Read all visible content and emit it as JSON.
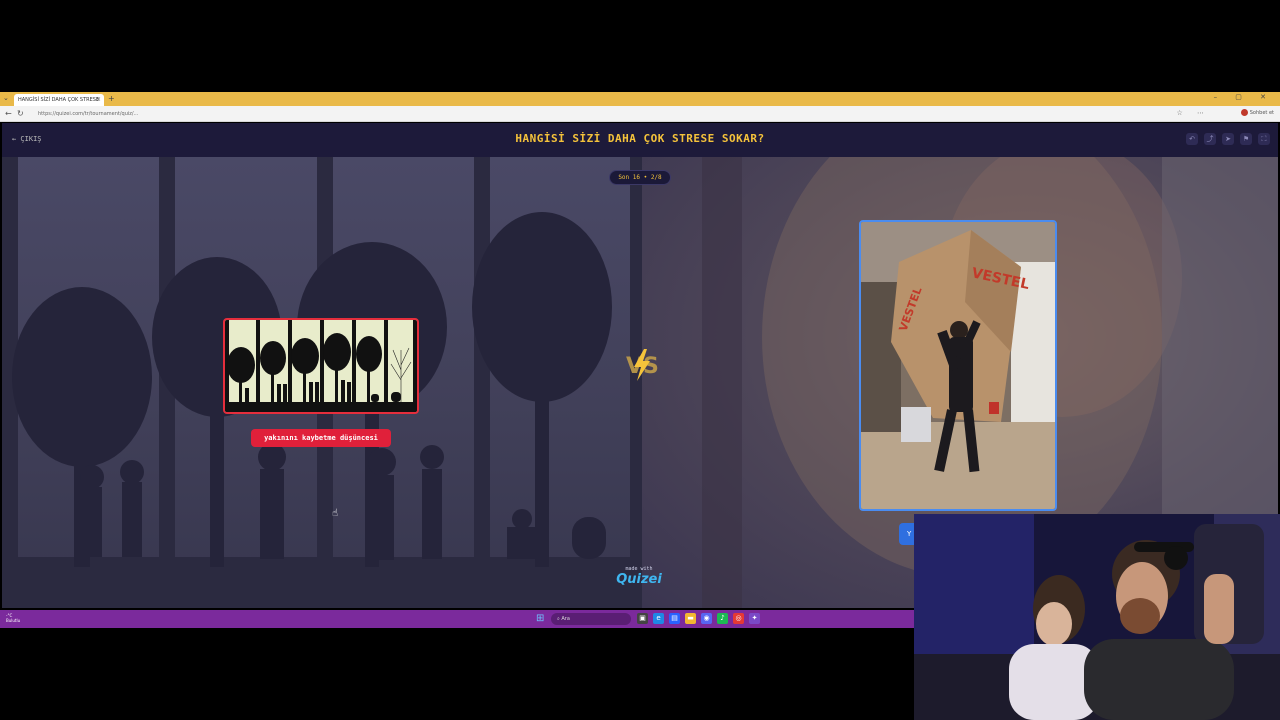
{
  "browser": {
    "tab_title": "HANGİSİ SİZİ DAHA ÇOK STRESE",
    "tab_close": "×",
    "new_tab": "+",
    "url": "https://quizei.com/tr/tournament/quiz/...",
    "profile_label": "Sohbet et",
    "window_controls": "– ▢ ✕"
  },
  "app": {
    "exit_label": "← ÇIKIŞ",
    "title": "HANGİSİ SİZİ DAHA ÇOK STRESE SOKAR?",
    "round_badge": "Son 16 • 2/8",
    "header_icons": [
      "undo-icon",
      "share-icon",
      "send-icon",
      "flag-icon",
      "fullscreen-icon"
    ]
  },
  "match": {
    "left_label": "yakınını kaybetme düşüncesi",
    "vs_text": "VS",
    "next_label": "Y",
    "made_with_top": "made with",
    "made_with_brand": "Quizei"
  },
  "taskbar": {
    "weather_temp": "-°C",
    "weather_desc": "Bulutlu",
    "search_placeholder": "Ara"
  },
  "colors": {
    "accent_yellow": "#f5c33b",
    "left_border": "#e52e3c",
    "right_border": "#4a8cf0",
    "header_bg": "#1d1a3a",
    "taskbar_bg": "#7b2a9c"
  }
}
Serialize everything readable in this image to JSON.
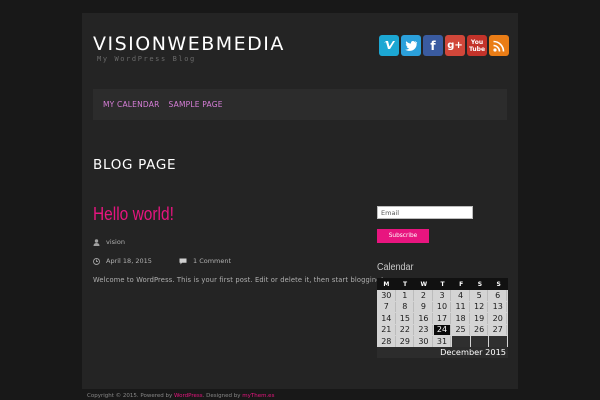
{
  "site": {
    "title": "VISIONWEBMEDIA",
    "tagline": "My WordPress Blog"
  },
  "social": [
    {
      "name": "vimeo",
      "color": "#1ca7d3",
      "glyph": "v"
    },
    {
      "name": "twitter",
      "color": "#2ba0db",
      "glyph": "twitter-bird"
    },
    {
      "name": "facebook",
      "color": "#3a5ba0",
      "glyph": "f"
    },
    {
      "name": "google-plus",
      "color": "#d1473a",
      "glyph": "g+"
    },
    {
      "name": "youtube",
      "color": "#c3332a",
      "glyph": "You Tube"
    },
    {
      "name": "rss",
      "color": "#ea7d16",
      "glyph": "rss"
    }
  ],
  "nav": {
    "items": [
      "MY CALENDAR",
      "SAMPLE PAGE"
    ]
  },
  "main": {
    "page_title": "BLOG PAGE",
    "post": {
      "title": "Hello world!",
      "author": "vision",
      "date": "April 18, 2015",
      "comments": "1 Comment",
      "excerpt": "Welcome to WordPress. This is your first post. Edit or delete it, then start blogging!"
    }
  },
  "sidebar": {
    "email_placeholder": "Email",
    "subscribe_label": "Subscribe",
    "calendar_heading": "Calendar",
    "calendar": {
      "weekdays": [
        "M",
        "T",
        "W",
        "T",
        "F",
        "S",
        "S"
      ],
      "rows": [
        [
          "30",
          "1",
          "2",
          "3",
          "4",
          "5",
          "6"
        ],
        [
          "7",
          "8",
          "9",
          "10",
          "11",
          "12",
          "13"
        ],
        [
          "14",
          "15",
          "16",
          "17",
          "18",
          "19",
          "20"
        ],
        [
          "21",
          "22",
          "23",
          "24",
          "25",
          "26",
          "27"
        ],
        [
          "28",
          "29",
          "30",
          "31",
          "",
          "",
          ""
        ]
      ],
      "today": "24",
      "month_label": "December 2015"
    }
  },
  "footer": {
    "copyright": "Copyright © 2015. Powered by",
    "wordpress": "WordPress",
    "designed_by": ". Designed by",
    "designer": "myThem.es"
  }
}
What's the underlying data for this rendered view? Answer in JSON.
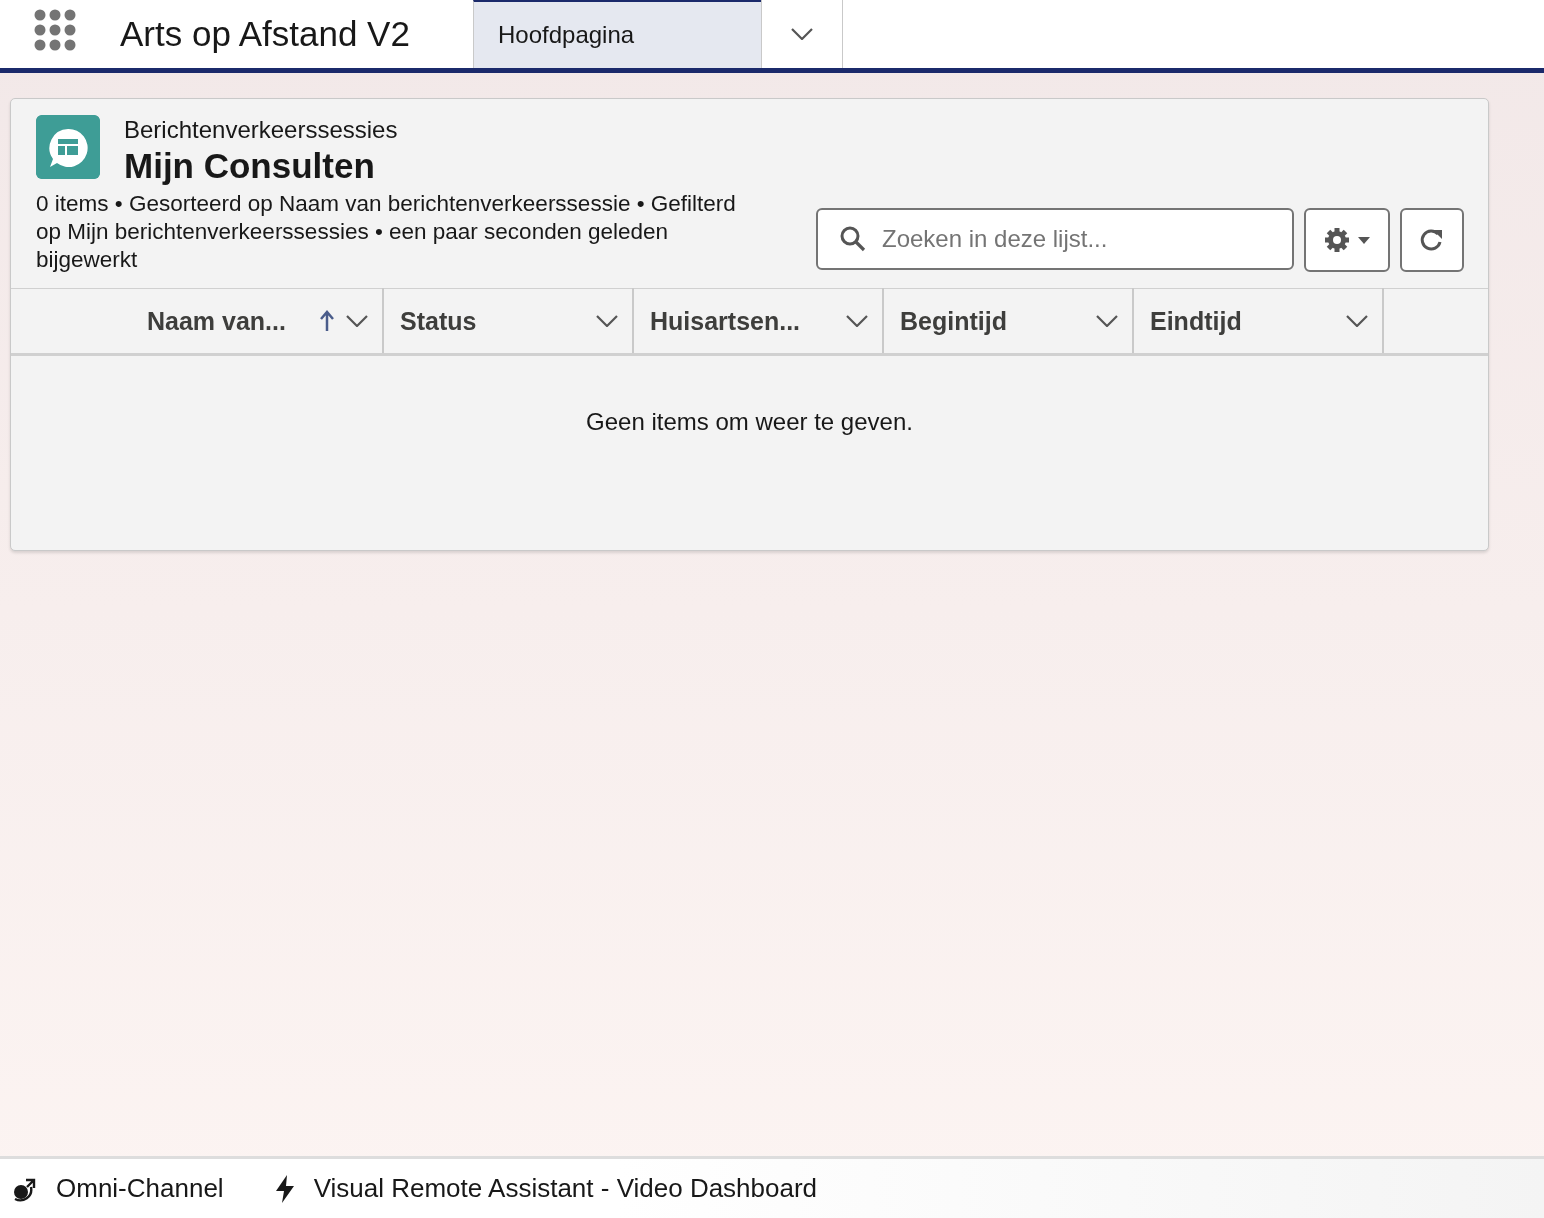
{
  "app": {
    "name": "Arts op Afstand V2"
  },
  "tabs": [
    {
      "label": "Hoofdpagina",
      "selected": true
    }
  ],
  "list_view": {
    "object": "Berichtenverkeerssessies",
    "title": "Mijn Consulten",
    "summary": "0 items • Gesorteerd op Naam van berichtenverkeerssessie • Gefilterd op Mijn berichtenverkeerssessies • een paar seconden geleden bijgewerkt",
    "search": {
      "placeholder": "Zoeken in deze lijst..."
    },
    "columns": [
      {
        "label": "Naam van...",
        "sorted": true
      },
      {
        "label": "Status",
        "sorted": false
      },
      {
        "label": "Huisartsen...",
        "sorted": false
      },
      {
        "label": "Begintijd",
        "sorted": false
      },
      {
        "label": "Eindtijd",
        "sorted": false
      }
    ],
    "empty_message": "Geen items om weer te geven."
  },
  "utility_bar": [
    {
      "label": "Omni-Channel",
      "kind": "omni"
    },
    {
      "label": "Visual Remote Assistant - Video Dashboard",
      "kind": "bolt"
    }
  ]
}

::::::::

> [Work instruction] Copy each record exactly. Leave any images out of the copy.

> [Task solution]
Read all visible content and emit it as JSON.
{
  "browser": {
    "tab_title": "HANGİSİ SİZİ DAHA ÇOK STRESE",
    "tab_close": "×",
    "new_tab": "+",
    "url": "https://quizei.com/tr/tournament/quiz/...",
    "profile_label": "Sohbet et",
    "window_controls": "– ▢ ✕"
  },
  "app": {
    "exit_label": "← ÇIKIŞ",
    "title": "HANGİSİ SİZİ DAHA ÇOK STRESE SOKAR?",
    "round_badge": "Son 16 • 2/8",
    "header_icons": [
      "undo-icon",
      "share-icon",
      "send-icon",
      "flag-icon",
      "fullscreen-icon"
    ]
  },
  "match": {
    "left_label": "yakınını kaybetme düşüncesi",
    "vs_text": "VS",
    "next_label": "Y",
    "made_with_top": "made with",
    "made_with_brand": "Quizei"
  },
  "taskbar": {
    "weather_temp": "-°C",
    "weather_desc": "Bulutlu",
    "search_placeholder": "Ara"
  },
  "colors": {
    "accent_yellow": "#f5c33b",
    "left_border": "#e52e3c",
    "right_border": "#4a8cf0",
    "header_bg": "#1d1a3a",
    "taskbar_bg": "#7b2a9c"
  }
}
Serialize everything readable in this image to JSON.
{
  "site": {
    "title": "VISIONWEBMEDIA",
    "tagline": "My WordPress Blog"
  },
  "social": [
    {
      "name": "vimeo",
      "color": "#1ca7d3",
      "glyph": "v"
    },
    {
      "name": "twitter",
      "color": "#2ba0db",
      "glyph": "twitter-bird"
    },
    {
      "name": "facebook",
      "color": "#3a5ba0",
      "glyph": "f"
    },
    {
      "name": "google-plus",
      "color": "#d1473a",
      "glyph": "g+"
    },
    {
      "name": "youtube",
      "color": "#c3332a",
      "glyph": "You Tube"
    },
    {
      "name": "rss",
      "color": "#ea7d16",
      "glyph": "rss"
    }
  ],
  "nav": {
    "items": [
      "MY CALENDAR",
      "SAMPLE PAGE"
    ]
  },
  "main": {
    "page_title": "BLOG PAGE",
    "post": {
      "title": "Hello world!",
      "author": "vision",
      "date": "April 18, 2015",
      "comments": "1 Comment",
      "excerpt": "Welcome to WordPress. This is your first post. Edit or delete it, then start blogging!"
    }
  },
  "sidebar": {
    "email_placeholder": "Email",
    "subscribe_label": "Subscribe",
    "calendar_heading": "Calendar",
    "calendar": {
      "weekdays": [
        "M",
        "T",
        "W",
        "T",
        "F",
        "S",
        "S"
      ],
      "rows": [
        [
          "30",
          "1",
          "2",
          "3",
          "4",
          "5",
          "6"
        ],
        [
          "7",
          "8",
          "9",
          "10",
          "11",
          "12",
          "13"
        ],
        [
          "14",
          "15",
          "16",
          "17",
          "18",
          "19",
          "20"
        ],
        [
          "21",
          "22",
          "23",
          "24",
          "25",
          "26",
          "27"
        ],
        [
          "28",
          "29",
          "30",
          "31",
          "",
          "",
          ""
        ]
      ],
      "today": "24",
      "month_label": "December 2015"
    }
  },
  "footer": {
    "copyright": "Copyright © 2015. Powered by",
    "wordpress": "WordPress",
    "designed_by": ". Designed by",
    "designer": "myThem.es"
  }
}
What's the underlying data for this rendered view? Answer in JSON.
{
  "app": {
    "name": "Arts op Afstand V2"
  },
  "tabs": [
    {
      "label": "Hoofdpagina",
      "selected": true
    }
  ],
  "list_view": {
    "object": "Berichtenverkeerssessies",
    "title": "Mijn Consulten",
    "summary": "0 items • Gesorteerd op Naam van berichtenverkeerssessie • Gefilterd op Mijn berichtenverkeerssessies • een paar seconden geleden bijgewerkt",
    "search": {
      "placeholder": "Zoeken in deze lijst..."
    },
    "columns": [
      {
        "label": "Naam van...",
        "sorted": true
      },
      {
        "label": "Status",
        "sorted": false
      },
      {
        "label": "Huisartsen...",
        "sorted": false
      },
      {
        "label": "Begintijd",
        "sorted": false
      },
      {
        "label": "Eindtijd",
        "sorted": false
      }
    ],
    "empty_message": "Geen items om weer te geven."
  },
  "utility_bar": [
    {
      "label": "Omni-Channel",
      "kind": "omni"
    },
    {
      "label": "Visual Remote Assistant - Video Dashboard",
      "kind": "bolt"
    }
  ]
}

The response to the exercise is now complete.